Part II: The Skeleton Coast and the End of Our Journey
There is a lot to be said for wide-open spaces, especially when you're traveling with a good mate, a solid 4x4, and no particular schedule. You can kick that up a notch if those wide-open spaces are in the wilds of southern Africa. The previous two weeks had taken us from Cape Town, South Africa, to the red sands of Sossusvlei. We'd been camping under the stars in the African backcountry, searching out the remote two-tracks and indigenous wildlife. We were two weeks into a month-long African road trip, and we had just restocked our supplies and were heading north to find what people had said to us was the "real Africa" - a place where anything with a pulse and on foot is part of the food chain.
The ribbon of land from the Swakopmund to the Angola border, coined the Skeleton Coast, receives less than 1 inch of precipitation per year, most of it in the form of dew from coastal fog. Through the centuries, oceanic and atmospheric conditions, which form heavy fog and an onshore breeze, have sent hundreds of ships to their demise, running aground and breaking up in the pounding surf. Castaways who scrambled to the shore would think they were saved when they found the encampments of previous castaways. The sobering reality of their predicament became clear when they also found the half-buried, bone-clean skeletons of the previous occupants scattered about the dunes.
Travel up the coast is restricted to private tours, but our maps indicated a track east through the coastal range. We decided to take our chances and renegade it. As we lurched forward, a stiff gale blew in from the coast, whipping up foam from the surf and turning the horizon into a vast sandstorm. We found a faint sand track leading inland toward the Hoanib River and followed it for several miles. The wind was blowing ferociously when we reached the dry Hoanib riverbed. Alone, without a winch and the track becoming less visible, we recounted the tales of the castaways and opted for a more established route to the south.

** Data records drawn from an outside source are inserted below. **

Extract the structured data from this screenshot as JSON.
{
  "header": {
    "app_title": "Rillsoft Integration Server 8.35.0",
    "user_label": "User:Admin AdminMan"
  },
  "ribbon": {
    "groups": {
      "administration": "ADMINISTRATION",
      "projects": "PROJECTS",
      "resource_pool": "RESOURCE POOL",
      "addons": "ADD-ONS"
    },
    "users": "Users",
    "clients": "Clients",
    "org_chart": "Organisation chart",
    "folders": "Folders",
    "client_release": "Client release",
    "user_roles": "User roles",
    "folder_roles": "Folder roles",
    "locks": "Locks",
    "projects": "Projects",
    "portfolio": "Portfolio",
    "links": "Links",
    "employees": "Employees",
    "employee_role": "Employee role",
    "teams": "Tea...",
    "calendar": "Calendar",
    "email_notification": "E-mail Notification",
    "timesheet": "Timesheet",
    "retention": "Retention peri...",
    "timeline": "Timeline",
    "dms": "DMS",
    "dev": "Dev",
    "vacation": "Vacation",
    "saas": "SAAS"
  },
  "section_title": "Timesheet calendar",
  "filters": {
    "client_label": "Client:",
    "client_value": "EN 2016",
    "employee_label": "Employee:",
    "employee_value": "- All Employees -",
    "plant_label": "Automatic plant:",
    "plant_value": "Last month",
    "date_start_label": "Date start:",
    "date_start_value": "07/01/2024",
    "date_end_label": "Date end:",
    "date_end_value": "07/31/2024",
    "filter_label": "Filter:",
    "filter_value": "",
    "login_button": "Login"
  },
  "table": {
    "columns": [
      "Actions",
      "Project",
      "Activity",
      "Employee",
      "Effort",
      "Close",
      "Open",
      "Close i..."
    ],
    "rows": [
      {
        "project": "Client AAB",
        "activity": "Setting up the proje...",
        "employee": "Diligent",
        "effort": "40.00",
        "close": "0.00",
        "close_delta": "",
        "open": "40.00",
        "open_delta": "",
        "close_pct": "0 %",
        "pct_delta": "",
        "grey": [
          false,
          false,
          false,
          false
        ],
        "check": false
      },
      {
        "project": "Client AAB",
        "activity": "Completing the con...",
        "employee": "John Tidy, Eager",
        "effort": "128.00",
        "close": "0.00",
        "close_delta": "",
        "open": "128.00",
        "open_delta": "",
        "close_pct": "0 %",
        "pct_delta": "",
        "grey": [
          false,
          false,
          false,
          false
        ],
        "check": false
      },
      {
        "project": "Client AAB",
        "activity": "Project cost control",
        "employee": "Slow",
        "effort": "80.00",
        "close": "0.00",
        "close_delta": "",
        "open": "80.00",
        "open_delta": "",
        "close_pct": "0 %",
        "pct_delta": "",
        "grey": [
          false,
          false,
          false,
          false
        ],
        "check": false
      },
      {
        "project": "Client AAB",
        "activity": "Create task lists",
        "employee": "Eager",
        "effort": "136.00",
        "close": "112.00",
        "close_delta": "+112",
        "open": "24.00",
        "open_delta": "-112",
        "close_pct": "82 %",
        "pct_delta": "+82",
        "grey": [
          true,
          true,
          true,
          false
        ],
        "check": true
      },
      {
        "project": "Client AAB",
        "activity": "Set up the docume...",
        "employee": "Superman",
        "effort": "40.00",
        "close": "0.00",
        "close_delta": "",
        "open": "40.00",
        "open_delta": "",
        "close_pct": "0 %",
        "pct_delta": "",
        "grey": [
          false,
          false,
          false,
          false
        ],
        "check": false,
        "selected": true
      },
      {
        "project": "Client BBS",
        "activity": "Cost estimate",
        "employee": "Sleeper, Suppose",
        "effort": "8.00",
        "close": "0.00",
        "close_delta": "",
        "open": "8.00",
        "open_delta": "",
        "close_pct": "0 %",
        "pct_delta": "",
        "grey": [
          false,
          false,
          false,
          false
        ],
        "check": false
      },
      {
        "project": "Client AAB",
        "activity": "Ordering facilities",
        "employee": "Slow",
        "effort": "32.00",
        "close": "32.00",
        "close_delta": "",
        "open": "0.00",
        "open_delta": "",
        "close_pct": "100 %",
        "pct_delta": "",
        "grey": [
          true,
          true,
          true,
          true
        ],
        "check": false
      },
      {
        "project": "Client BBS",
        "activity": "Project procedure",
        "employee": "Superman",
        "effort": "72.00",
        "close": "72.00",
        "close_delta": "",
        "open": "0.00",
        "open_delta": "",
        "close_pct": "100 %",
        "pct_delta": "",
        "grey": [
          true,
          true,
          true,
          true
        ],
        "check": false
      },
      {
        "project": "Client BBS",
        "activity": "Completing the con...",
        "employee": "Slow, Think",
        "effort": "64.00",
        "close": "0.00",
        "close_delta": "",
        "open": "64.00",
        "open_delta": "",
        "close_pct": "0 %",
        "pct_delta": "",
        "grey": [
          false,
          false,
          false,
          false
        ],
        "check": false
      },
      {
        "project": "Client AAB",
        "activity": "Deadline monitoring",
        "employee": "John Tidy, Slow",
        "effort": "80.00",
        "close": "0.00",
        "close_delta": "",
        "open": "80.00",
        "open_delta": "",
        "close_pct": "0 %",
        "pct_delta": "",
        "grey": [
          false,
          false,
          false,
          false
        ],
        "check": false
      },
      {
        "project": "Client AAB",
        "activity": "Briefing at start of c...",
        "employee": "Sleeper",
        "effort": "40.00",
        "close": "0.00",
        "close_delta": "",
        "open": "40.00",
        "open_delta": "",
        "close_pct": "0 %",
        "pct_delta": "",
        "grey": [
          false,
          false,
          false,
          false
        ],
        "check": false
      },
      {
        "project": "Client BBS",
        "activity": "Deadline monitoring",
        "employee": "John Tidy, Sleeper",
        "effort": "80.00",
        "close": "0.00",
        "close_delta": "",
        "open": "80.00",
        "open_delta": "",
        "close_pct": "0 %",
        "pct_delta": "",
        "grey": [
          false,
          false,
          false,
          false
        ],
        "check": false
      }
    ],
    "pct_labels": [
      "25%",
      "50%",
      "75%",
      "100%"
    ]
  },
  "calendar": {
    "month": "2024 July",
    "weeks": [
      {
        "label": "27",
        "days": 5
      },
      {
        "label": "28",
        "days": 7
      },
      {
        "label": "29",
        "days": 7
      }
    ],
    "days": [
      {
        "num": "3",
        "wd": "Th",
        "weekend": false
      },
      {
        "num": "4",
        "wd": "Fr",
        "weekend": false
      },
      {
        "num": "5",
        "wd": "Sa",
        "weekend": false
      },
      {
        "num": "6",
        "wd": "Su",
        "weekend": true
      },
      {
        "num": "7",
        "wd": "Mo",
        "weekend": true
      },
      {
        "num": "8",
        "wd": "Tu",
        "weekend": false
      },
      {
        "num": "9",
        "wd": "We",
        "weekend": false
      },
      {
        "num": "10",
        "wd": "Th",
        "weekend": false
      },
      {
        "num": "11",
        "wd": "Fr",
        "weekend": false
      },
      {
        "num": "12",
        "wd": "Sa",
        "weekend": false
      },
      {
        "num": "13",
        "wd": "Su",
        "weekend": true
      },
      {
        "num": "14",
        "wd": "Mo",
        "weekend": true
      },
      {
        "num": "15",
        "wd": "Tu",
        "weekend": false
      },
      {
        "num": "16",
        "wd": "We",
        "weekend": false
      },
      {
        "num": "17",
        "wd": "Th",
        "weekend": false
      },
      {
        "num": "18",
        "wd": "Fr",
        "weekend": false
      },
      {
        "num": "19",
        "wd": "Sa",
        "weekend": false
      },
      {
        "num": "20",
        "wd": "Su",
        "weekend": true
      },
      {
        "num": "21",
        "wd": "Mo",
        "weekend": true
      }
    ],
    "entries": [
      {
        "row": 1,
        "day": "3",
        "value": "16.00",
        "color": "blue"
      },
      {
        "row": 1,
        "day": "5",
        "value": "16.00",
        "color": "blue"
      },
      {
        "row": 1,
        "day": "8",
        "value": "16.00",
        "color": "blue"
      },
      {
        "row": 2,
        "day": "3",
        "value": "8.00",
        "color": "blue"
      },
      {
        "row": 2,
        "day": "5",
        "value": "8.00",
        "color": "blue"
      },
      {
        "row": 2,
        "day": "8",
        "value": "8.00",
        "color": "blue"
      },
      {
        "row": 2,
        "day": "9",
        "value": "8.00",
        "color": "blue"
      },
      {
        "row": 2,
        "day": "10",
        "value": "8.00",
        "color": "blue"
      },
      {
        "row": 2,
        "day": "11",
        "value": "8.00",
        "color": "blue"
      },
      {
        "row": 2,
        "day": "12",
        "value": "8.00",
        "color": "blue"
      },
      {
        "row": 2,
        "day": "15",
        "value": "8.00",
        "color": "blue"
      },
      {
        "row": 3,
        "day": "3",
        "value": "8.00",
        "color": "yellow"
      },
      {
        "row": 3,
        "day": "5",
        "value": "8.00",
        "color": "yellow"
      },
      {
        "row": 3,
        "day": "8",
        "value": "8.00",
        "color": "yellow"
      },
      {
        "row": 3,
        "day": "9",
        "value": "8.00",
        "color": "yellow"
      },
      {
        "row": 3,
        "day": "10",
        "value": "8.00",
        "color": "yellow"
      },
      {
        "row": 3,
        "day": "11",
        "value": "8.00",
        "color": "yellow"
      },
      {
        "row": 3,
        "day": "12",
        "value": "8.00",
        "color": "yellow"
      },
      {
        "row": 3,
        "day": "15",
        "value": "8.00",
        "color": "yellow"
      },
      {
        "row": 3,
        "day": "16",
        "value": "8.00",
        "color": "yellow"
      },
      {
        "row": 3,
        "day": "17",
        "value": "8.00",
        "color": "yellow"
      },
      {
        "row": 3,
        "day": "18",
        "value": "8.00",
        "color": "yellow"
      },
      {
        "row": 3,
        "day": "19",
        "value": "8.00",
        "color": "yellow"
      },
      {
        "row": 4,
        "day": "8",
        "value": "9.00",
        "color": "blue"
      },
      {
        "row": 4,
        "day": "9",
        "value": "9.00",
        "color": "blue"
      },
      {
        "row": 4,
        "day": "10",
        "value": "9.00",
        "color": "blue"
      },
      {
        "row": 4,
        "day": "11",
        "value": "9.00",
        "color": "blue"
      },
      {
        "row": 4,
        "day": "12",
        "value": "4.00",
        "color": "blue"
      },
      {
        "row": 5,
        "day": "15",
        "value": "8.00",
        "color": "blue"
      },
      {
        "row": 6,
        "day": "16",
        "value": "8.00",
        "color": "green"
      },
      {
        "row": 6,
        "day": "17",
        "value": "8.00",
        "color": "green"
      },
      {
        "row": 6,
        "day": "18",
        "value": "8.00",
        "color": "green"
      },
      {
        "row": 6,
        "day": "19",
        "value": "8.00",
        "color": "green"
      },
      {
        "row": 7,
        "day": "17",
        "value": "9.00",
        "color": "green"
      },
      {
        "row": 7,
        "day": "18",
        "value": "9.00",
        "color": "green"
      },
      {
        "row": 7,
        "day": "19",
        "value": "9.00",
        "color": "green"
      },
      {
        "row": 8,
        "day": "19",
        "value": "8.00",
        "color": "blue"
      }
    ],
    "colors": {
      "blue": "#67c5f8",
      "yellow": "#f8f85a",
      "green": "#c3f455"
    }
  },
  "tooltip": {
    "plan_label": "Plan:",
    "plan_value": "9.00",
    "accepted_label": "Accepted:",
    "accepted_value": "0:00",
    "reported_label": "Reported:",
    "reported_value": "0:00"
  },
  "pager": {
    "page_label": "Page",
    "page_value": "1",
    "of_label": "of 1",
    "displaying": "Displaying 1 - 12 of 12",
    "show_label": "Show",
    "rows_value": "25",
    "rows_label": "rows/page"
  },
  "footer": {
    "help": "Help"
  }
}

The Hoanib and Huarusib rivers are home to the desert elephant and the rare black rhinoceros. Sorting through a dozen sand tracks from the village of Sesfontein, we found one that would lead us to the Hoanib. Blending with the vertical lines of the trees, giraffes plucked at the thorny branches of camelthorn acacias while baboons sat in the shade, picking lice and combing each other's hair. Within an hour, as shadows stretched long in the canyon, we were face to face with a family of desert elephants. Two months earlier, an Italian tourist was reportedly stomped flat as a pizza by an aggravated bull. We stopped in our tracks and waited for them to pass. Meandering down the riverbank, they took little notice of us as they lumbered by.